News 05th Nov 2021

A dangerous week for our democracy

For those of us who take a view that integrity and high standards are important among the people who run our country, this week has been a real roller coaster.

What started as potentially good news with the release of the ‘Standards Matter 2’ report and its roadmap to improve integrity almost ended up with just the reverse - a complete standards vacuum.

How did we get here?

Led by a former head of MI5, the Committee on Standards in Public Life (CSPL) and its year-long review delivered a highly credible plan to improve integrity and standards among the office holders at the heart of government in the form of 34 detailed recommendations for reform.

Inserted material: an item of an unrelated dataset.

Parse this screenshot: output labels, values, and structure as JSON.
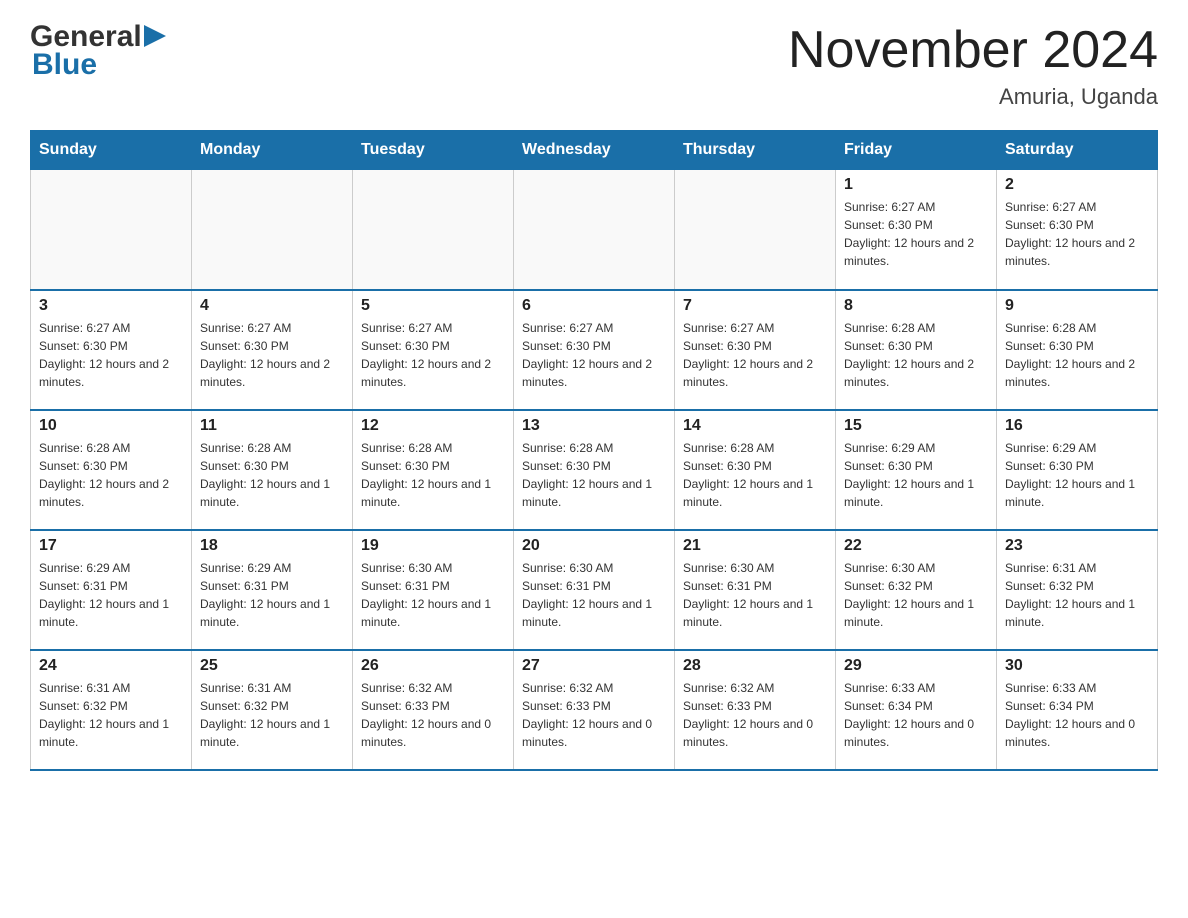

In particular, the committee was concerned that oversight of ministerial behaviour lagged behind arrangements for MPs, that rules on business appointments for former ministers were weak, that public appointments needed protecting from political interference and that lobbying of government remains far too opaque. The committee took the view that, in many cases, new laws were now needed to strengthen the system.

The government responded with a now increasingly familiar form of words: the recommendations would be responded to ‘in due course’. Given the breadth of the CSPL’s charge sheet, the lack of urgency was troubling.

That was Monday. By Wednesday, the mood had transformed. MPs on the government benches were suddenly demanding an urgent ‘overhaul of standards arrangements’ after all. Yet their motivation had nothing to do with the CSPL’s concerns, rather the arrangements for overseeing MPs’ behaviour. Even more surprising, the matter was brought to the house by the government itself, on the same day that MPs were due to vote on whether to suspend former Conservative minister Owen Paterson for repeated and ‘egregious’ breaches of lobbying rules. The sanction was brought by the Standards Commissioner, a cross-party group of MPs and lay members of the Commons Standards and Privileges Committee.

MPs have long drawn the line at elected representatives advocating in return for cash. But to do so requires them to have the stomach to punish rule-breakers among their own. Instead, Wednesday saw the Prime Minister mobilise a bungled defence of an MP found guilty of egregious wrongdoing – using the cover of a suddenly urgent need to scrap and reform the process by which he was found guilty.

The sequencing and optics of all of this couldn’t have been worse: independent, evidence-based reforms to ensure ministerial behaviour is better policed get placed in the ‘in due course’ tray. Government initiated reforms to retrospectively shield a former minister from sanction are treated as ‘urgent’.

By Thursday we’d had what some commentators have described as a ‘full-fat U-turn’ in the wake of a significant backlash and the refusal of opposition parties to cooperate with the government’s process for ‘reform’.

Many have compared the events of recent days to the ‘Cash for Questions’ sleaze scandal of the 1990s. Yet there is a profoundly important difference between the 90s and today.

A quarter of a century ago, then Prime Minister John Major and his party leadership were explicit in denouncing the poor behaviour of a small number of MPs and responded by setting out to strengthen the oversight of standards. This week, the current Prime Minister did the opposite by whipping a vote to prevent an MP found to have broken the rules from being sanctioned for his conduct.

The attempt to overturn due process by a force of strength in the division lobby has set a grim new precedent. Research commissioned for the CSPL’s review had already found the public think “politicians often rely and fall back on their social standing to get themselves out of trouble in a way that ordinary members of the public cannot”. The government’s approach this week will only fuel that perception.

We end the week with our democracy not quite diminished, but certainly endangered by the gravity of these events. So where do we go from here?

The Commissioner, along with the Committee on Standards and Privileges must be allowed to continue to discharge their duties in the normal way without interference or ‘invitations’ for the Commissioner to resign. Specifically, the pipeline of investigations into alleged misconduct by other MPs must continue unabated.

We at Transparency International UK would welcome a constructive and dispassionate review of the standards regime for MPs at an appropriate time, or ‘in due course’ to borrow a phrase. Amidst the furore across the political spectrum this week, valid concerns worthy of further consideration have been raised. Yet the initiation of any such review should never lead to the immediate suspension of existing arrangements, and potentially a standards vacuum, as so nearly happened.

It is worth going back to where the week began: the Committee on Standards in Public Life calling for reform in four areas of concern for standards and integrity. The arrangements for oversight of MPs were not on that list as other areas clearly require more urgent attention.

The committee’s now aptly timed report provides a blueprint on how to nip all of this in the bud. Many of their recommendations could be implemented at speed. Ultimately, nothing short of accepting all 34 recommendations in full and immediately will help assuage the damage caused this week.